And, of course this site is also a great resource, there are some very helpful people here. Here you might find a starting point for beginner books ideas: http://www.gamedev.net/topic/626106-c-books/

There are many other "getting started in C#" threads here if you poke around some.

It sounds like you have realistic goals, which will help greatly in not becomming discouraged too soon. So you are already on the right track.

Good luck!

#5009300 creating random rectangles to cover a grid

Posted by laztrezort on 10 December 2012 - 09:50 PM

The simplest way I can think of (that I've personally used in the past) is to use Binary Space Partition - where you split the rectangle down recusively until you have the desired number of sub rectangles.

This describes the method as used in procedurally generating a 2d dungeon:

#4980942 C# List<T>.Find

Posted by laztrezort on 17 September 2012 - 10:56 AM

Wild guess, but do you have the required using statements?

using System.Collections.Generic;
using System.Linq;

#4980161 What is the optimal way to store a tile based world in an array?

Posted by laztrezort on 14 September 2012 - 02:10 PM

What I have done in the past, is store an identifier in each cell, which can be used to lookup data about that terrain type from a database of terrain types. Then use the terrain data to draw, check movement, or whatever else.

Something like this (pseudocode):

class Tile
	 int TerrainIndex;
class TerrainType
	 Image image;
	 bool IsWalkable;
List<TerrainType> TerrainTypes...
DrawTile(Cell cell)
	 Image img = TerrainTypes[cell.TerrainIndex];

Thinking of cells as "just data" in this way should eliminate the need for switch cases or messy inheritance. This also allows you to keep the terrain data separate from implentation, say in a text file, that can be tweaked outside of diving through layers of code.

Differentiate between "static" and "dynamic" data. Static data can go in the database, it will not change on a per-cell basis. Dynamic data (state) can change from cell to cell, thus needs to be stored for each cell. Example of possible static data: movement blocking, sprite image, flags such as causes_damage or is_transparent, etc. Examples of possible dynamic data: per cell light level, damage level, etc. There is no hard rule for which belongs where - it depends on the gameplay, how the rendering is set up, etc.

#4980039 floating point precision problem

Posted by laztrezort on 14 September 2012 - 07:03 AM

I was wondering if using decimal here would be preferable?

AFAIK, Decimal is used mainly for financial calculations - i.e. I believe it works best for base 10 numbers in a relatively limited range, and even it will not be infinitely precise of course.

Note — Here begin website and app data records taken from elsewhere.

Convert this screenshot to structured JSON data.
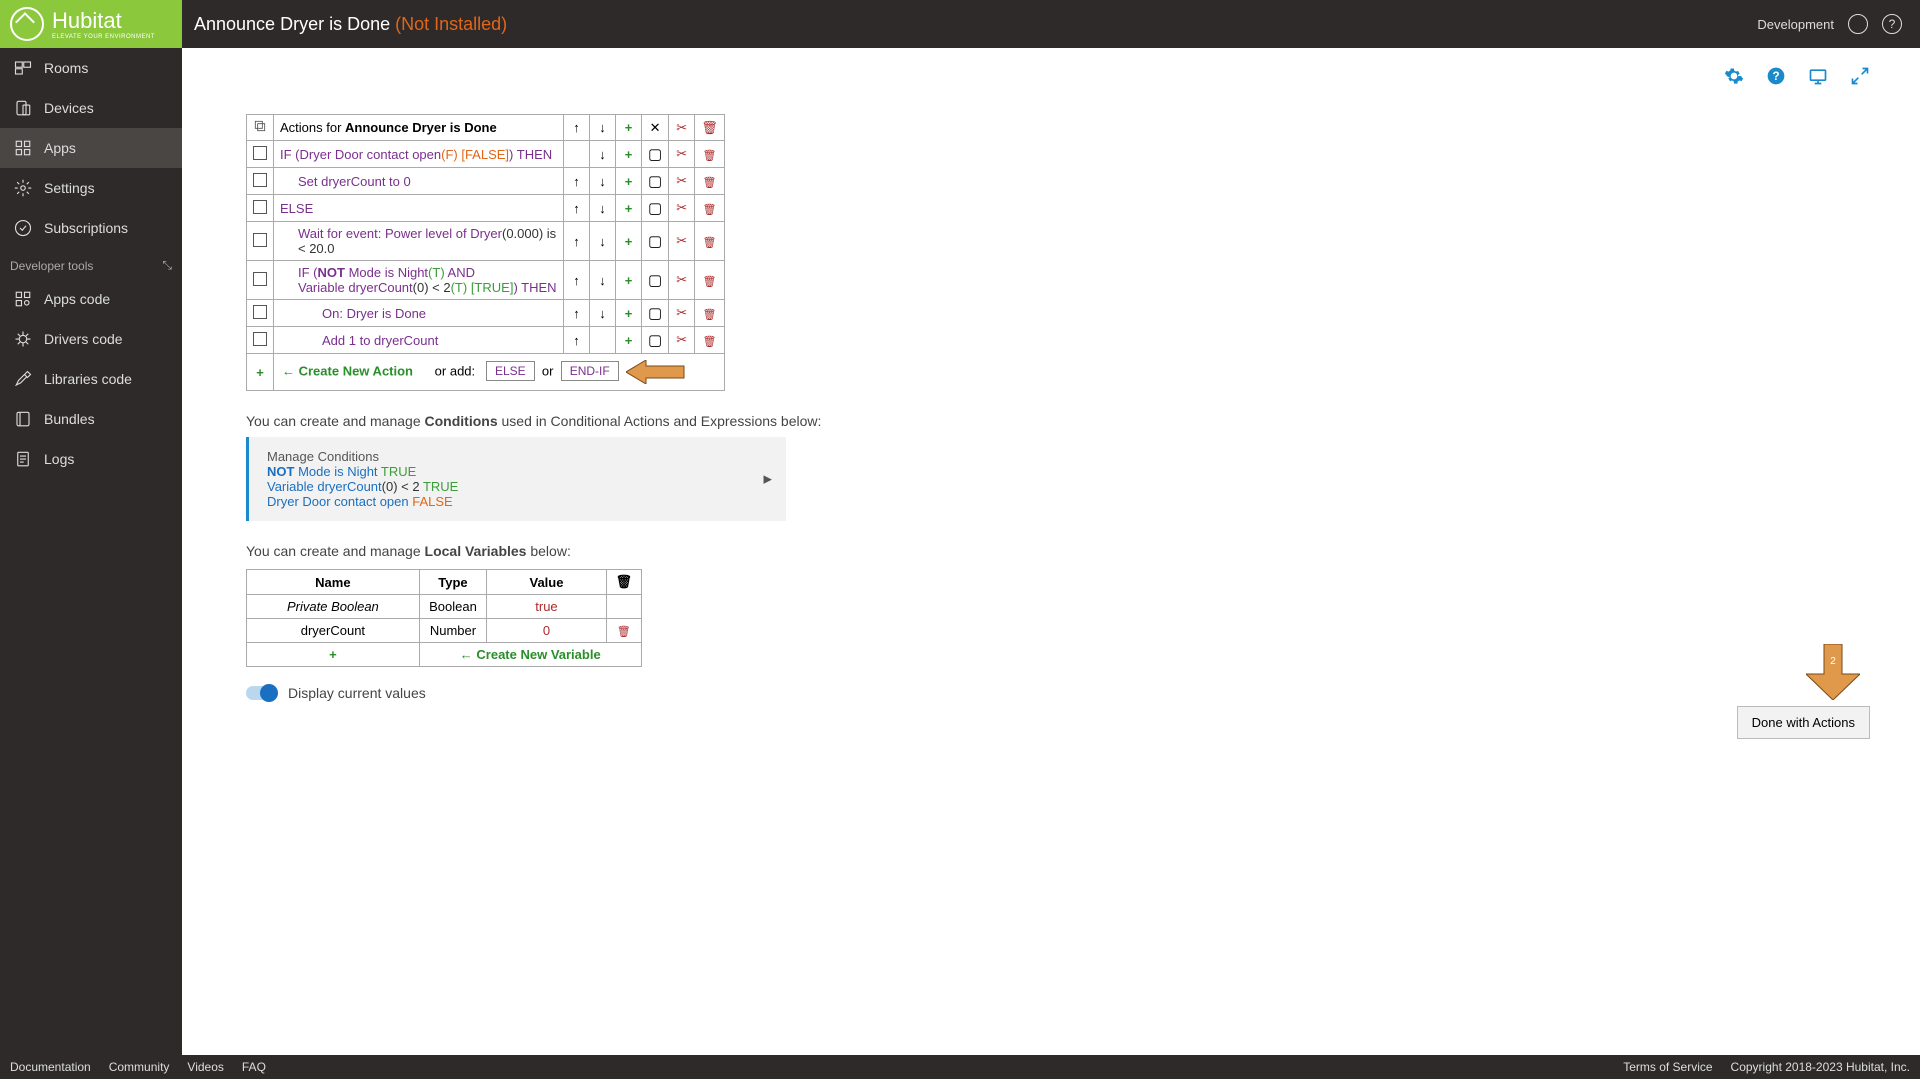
{
  "header": {
    "logo_text": "Hubitat",
    "logo_subtitle": "ELEVATE YOUR ENVIRONMENT",
    "title": "Announce Dryer is Done ",
    "status": "(Not Installed)",
    "dev_label": "Development"
  },
  "sidebar": {
    "items": [
      {
        "label": "Rooms"
      },
      {
        "label": "Devices"
      },
      {
        "label": "Apps"
      },
      {
        "label": "Settings"
      },
      {
        "label": "Subscriptions"
      }
    ],
    "dev_section": "Developer tools",
    "dev_items": [
      {
        "label": "Apps code"
      },
      {
        "label": "Drivers code"
      },
      {
        "label": "Libraries code"
      },
      {
        "label": "Bundles"
      },
      {
        "label": "Logs"
      }
    ]
  },
  "actions": {
    "header_prefix": "Actions for ",
    "header_name": "Announce Dryer is Done",
    "create_action": "← Create New Action",
    "or_add": "or add:",
    "else_btn": "ELSE",
    "or_text": "or",
    "endif_btn": "END-IF",
    "rows": [
      {
        "text": "IF (Dryer Door contact open",
        "suffix_orange": "(F) ",
        "suffix_orange2": "[FALSE]",
        "suffix2": ") THEN",
        "indent": 0
      },
      {
        "text": "Set dryerCount to 0",
        "indent": 1
      },
      {
        "text": "ELSE",
        "indent": 0
      },
      {
        "text": "Wait for event: Power level of Dryer",
        "suffix_black": "(0.000) is < 20.0",
        "indent": 1
      },
      {
        "text": "IF (",
        "not": "NOT",
        "text2": " Mode is Night",
        "suffix_green": "(T)",
        "and": "  AND",
        "line2_pre": "Variable dryerCount",
        "line2_black": "(0) < 2",
        "line2_green": "(T) ",
        "line2_green2": "[TRUE]",
        "line2_then": ") THEN",
        "indent": 1
      },
      {
        "text": "On: Dryer is Done",
        "indent": 2
      },
      {
        "text": "Add 1 to dryerCount",
        "indent": 2
      }
    ]
  },
  "conditions": {
    "intro_prefix": "You can create and manage ",
    "intro_bold": "Conditions",
    "intro_suffix": " used in Conditional Actions and Expressions below:",
    "manage": "Manage Conditions",
    "c1_not": "NOT",
    "c1_text": " Mode is Night ",
    "c1_val": "TRUE",
    "c2_text": "Variable dryerCount",
    "c2_mid": "(0) < 2 ",
    "c2_val": "TRUE",
    "c3_text": "Dryer Door contact open ",
    "c3_val": "FALSE"
  },
  "vars": {
    "intro_prefix": "You can create and manage ",
    "intro_bold": "Local Variables",
    "intro_suffix": " below:",
    "headers": {
      "name": "Name",
      "type": "Type",
      "value": "Value"
    },
    "rows": [
      {
        "name": "Private Boolean",
        "type": "Boolean",
        "value": "true",
        "italic": true
      },
      {
        "name": "dryerCount",
        "type": "Number",
        "value": "0",
        "italic": false
      }
    ],
    "create_var": "← Create New Variable"
  },
  "toggle_label": "Display current values",
  "done_button": "Done with Actions",
  "footer": {
    "links": [
      "Documentation",
      "Community",
      "Videos",
      "FAQ"
    ],
    "tos": "Terms of Service",
    "copyright": "Copyright 2018-2023 Hubitat, Inc."
  }
}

Here is an article with some basic tips on using floating point: http://www.codeproje...int-Programming

#4979805 What are the most important things that should make me consider moving to C++?

Posted by laztrezort on 13 September 2012 - 12:48 PM

I'd agree with Telastyn, except for maybe adding "just for the sake of learning it" to the list. Keep in mind that going from C# to C++ you will generally see a massive reduction in productivity. This is even ignoring the time it will take to pick up C++. The only time I have seriously gone back to use C++ in the last 6 or so years is when someone paid me to - and they paid me by the hour.

Going from XNA to DirectX, you will see yet another massive reduction in productivity. This is not meant to discourage, but keep this in mind if your goal is to get a specific project finished, you will need to choose for yourself depending on what your goals are.

#4978470 The "best" OpenGL/.NET wrapper?

Posted by laztrezort on 09 September 2012 - 09:50 PM

As far as I know, there are only two viable choices, Tao and OpenTK. Recently I threw together a minimal 2D rendering backend using OpenTK, at the same time learning (modern-ish) OpenGL. Can't say I had any issues with the wrapper, although be aware there are newer nightly builds available.

I looked briefly at Tao, but it looked a bit too thin of wrapper for what I wanted, and doesn't look updated much anymore.

From the OpenTK homepage they claim it supports the latest versions of OpenGL, though I only used a small subset of OGL, and have so far only built/tested under Windows.